51 Pregabalin (Lyrica®) Binds Ca Channels, reduces NT release FDA indication for diabetic neuropathic pain, Post herpetic neuralgia50 100 mg TIDFew drug interactionsSE - dizziness, somnolence, ataxiaGajraj. Pregabalin: Its Pharmacology and Use in Pain Management Anesth. Analg. 2007;105:
52 Gabapentin (Neurontin®) Off-label indication for neuropathic painRange from mg TIDBegin with 300 mg qHS and rapidly titrate over several weeks TID to 50% pain reduction or side effect or 3600 mg daily.Side Effects - sleepiness, ataxiaVery well-tolerated drugGeneric price reductionVinik et al. Use of Antiepileptic Drugs in the Treatment ofChronic Painful Diabetic NeuropathyJ. Clin. Endocrinol. Metab. 2005;90:
53 Nortryptiline (Pamelor®) Pt instructed to increase med until 50% pain reduction or side effectSE - dry mouth, blurred vision, lightheadedness, palpitations, urinary hesitancy, worsening glaucoma, insomniaAge > 70, History of Coronary Artery Disease - use cautionFewer anticholinergic side effects than amitriptylineLess sedatingBegin with 10 mg q HS x 1 week, then increase by 10 q week to max of mgSindrup SH, Jensen TS. Pharmacologic treatment of pain in polyneuropathy. Neurology 2000;55:

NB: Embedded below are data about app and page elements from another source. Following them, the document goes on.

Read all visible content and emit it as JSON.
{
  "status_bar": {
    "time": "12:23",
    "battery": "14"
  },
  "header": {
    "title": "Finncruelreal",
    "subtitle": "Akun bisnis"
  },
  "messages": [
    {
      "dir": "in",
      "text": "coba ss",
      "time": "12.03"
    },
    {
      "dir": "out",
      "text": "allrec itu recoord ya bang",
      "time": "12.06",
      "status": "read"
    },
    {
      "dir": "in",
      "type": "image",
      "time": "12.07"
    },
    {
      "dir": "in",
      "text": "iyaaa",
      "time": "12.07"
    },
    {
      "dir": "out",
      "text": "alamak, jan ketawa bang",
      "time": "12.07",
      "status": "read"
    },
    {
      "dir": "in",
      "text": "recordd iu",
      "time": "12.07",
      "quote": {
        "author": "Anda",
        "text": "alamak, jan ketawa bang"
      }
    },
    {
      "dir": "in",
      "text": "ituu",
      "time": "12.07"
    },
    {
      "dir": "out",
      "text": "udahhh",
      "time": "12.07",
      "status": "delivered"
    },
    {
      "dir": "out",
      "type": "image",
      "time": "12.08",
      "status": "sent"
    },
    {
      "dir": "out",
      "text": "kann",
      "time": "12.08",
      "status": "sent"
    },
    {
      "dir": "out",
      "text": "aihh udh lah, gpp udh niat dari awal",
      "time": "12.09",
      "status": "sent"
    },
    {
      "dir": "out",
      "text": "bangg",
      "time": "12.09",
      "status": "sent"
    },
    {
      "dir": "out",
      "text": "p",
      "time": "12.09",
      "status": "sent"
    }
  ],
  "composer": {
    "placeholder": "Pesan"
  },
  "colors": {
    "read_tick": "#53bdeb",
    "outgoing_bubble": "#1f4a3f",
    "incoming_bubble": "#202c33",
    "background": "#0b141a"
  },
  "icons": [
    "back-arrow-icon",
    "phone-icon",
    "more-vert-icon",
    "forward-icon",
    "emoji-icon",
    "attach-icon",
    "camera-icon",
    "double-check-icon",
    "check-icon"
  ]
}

54 What can the patient do?No more than 4 drinks /week (may worsen neuropathy)exerciseavoid smokinggood dietvitamins/supplements?wash feet dailyThorlo sockssoft shoesorthotics/ shoe insertsmagnetic insolescut toenails straight across
55 Symptomatic Treatment of Painful Neuropathies Treatment recommendationsIt is essential to start a given medication at a low dose, and gradually titrate to efficacySet expectations - 50% improvementIf a patient experiences partial pain relief with 1 drug as monotherapy, a combination of 2 or more drugs with complementary mechanisms can often yield better results in terms of efficacyIn general, when a patient remains pain-free for 3 months on a current treatment regimen, consider a slow taperThese recommendations apply despite agent used treating neuropathic pain.
57 ReferencesGoldstein DJ, Lu Y, Detke MJ, Lee TC, Iyengar S. Duloxetine vs. placebo in patients with painful diabetic neuropathy. Pain Jul;116:Management of chronic pain syndromes: issues and interventions. Pain Med Jul-Aug;6 Suppl 1:S1-S20;Dworkin RH, et al. Advances in neuropathic pain: diagnosis, mechanisms, and treatment recommendations. Arch Neurol 2003;60:Lynch M, et al. Topical Amitriptyline and Ketamine in Neuropathic Pain Syndromes: An Open-Label Study. J Pain 2005; 6:Gajraj. Pregabalin: Its Pharmacology and Use in Pain Management Anesth. Analg. 2007;105:Sindrup SH, Jensen TS. Pharmacologic treatment of pain in polyneuropathy. Neurology 2000;55:Barohn RJ. Approach to peripheral neuropathy and neuronopathy. Semin Neurol 1998;18:7-18.